    Providing the work accident wasn’t your fault, you may be owed work injury compensation. Accident Advice Helpline are a law firm with years of experience in processing injury claims, so why not consult our expert legal team on a no win no fee** basis? Call us on 0800 689 0500 from a landline or 0333 500 0993 from a mobile.

    Date Published: July 8, 2014

    Author: Accident Advice

    Accident Advice Helpline (or AAH) is a trading style of Slater Gordon Solutions Legal Limited. Slater Gordon Solutions Legal Limited is a company registered in England and Wales with registration number 07931918, VAT 142 8192 16, registered office Dempster Building, Atlantic Way, Brunswick Business Park, Liverpool, L3 4UU and is an approved Alternative Business Structure authorised and regulated by the Solicitors Regulation Authority.

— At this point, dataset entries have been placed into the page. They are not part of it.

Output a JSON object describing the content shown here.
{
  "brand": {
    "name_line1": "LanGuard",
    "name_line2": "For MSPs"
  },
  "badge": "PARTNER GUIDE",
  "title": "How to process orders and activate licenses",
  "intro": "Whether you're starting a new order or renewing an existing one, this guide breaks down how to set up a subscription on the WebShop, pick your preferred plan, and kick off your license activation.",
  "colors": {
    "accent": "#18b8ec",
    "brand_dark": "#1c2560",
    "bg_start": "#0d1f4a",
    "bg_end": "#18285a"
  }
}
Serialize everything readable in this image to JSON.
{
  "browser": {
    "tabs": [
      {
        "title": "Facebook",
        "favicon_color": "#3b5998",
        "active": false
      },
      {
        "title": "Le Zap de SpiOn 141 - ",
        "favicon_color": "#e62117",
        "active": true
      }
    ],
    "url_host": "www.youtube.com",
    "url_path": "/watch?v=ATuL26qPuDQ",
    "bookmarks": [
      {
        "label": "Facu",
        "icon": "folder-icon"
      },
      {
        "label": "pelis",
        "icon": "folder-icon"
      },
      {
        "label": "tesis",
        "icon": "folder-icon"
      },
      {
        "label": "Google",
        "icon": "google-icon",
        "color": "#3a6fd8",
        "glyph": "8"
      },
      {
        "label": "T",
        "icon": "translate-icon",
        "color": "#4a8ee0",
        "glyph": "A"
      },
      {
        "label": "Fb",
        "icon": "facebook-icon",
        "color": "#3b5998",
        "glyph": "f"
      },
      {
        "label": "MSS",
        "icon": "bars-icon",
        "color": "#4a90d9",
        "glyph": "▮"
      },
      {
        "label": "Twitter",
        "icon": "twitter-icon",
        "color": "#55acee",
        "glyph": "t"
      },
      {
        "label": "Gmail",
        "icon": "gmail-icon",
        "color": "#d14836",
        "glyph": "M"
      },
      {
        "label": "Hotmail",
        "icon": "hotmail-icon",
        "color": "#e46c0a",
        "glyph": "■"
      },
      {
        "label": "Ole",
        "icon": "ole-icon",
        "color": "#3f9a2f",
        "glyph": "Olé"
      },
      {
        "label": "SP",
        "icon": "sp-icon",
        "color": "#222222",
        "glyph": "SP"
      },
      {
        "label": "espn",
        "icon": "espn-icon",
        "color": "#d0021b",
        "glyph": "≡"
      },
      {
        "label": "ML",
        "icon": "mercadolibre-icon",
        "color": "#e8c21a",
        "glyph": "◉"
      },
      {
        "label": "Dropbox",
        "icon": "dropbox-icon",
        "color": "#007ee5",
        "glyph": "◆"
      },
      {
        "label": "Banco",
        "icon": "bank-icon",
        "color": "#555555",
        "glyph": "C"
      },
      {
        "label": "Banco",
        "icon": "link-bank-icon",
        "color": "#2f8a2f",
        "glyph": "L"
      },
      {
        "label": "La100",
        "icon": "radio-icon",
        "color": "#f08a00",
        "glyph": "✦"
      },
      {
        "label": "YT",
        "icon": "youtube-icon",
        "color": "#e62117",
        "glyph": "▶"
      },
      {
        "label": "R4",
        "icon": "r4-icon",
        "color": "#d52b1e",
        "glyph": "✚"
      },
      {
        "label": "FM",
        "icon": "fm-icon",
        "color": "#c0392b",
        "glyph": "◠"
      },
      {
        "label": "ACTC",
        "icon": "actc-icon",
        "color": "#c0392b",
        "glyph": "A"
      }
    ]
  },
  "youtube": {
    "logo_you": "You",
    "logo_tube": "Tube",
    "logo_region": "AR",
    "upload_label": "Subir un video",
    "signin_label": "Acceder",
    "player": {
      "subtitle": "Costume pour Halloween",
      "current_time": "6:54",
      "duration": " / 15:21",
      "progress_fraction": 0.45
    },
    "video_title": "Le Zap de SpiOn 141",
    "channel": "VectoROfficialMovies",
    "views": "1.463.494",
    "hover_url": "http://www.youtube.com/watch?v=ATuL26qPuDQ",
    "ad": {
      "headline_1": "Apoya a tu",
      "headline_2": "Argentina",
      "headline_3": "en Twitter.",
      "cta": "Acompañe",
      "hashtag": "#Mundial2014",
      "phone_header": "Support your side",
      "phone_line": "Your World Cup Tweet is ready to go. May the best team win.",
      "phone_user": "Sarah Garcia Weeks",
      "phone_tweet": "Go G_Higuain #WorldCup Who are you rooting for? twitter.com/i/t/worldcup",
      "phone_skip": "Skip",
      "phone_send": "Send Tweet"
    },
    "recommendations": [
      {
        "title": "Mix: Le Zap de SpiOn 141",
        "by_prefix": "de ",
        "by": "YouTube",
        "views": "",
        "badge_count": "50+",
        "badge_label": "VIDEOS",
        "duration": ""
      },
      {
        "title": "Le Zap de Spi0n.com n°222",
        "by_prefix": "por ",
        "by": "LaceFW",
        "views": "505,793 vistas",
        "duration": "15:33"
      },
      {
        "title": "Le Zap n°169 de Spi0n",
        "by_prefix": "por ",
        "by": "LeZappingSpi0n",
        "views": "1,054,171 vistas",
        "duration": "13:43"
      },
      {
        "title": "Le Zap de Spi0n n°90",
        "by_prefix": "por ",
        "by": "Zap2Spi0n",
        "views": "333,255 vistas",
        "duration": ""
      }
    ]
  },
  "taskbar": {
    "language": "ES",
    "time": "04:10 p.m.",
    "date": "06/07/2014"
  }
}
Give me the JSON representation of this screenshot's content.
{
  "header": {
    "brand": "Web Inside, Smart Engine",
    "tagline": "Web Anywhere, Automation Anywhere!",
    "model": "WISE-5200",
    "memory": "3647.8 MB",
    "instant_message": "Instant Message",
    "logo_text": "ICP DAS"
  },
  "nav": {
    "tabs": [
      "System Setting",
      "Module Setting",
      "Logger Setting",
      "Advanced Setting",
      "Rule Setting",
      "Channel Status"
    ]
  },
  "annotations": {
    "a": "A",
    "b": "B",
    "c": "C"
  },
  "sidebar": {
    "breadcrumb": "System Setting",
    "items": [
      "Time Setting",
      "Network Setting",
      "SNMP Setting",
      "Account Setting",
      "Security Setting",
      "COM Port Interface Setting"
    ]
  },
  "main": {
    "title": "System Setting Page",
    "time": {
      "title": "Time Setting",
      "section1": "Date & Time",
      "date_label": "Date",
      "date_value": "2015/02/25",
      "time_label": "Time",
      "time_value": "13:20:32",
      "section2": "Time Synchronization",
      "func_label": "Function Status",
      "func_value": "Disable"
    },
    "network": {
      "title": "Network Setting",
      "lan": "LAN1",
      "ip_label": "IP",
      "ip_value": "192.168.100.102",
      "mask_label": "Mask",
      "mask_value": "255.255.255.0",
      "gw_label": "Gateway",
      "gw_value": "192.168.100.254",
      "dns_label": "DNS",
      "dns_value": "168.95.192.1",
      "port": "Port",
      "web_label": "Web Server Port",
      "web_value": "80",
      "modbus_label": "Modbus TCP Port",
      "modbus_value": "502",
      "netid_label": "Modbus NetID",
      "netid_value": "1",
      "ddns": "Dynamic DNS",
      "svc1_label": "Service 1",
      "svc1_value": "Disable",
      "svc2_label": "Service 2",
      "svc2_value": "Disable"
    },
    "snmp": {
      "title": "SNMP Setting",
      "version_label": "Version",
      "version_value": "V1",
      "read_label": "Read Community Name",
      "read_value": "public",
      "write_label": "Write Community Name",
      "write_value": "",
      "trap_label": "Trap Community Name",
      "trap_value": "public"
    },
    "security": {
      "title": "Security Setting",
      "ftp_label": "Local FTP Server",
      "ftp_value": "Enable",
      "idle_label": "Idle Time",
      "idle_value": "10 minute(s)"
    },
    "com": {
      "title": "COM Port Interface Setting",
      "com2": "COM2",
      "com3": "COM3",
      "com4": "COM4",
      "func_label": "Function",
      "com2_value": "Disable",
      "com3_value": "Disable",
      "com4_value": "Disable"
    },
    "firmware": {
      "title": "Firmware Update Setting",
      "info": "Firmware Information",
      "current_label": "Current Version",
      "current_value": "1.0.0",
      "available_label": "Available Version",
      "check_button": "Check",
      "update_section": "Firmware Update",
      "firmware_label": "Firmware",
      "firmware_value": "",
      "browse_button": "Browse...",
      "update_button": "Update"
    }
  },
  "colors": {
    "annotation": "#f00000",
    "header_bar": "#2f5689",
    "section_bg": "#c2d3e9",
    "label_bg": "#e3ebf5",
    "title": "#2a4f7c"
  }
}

Authorised and regulated by the Financial Conduct Authority.

    Disclaimer: This website contains content contributed by third parties, therefore any opinions, comments or other information expressed on this site that do not relate to the business of AAHDL or its associated companies should be understood as neither being held or endorsed by this business.

    No-Win No-Fee: *Subject to insurance costs. Fee payable if case not pursued at client's request.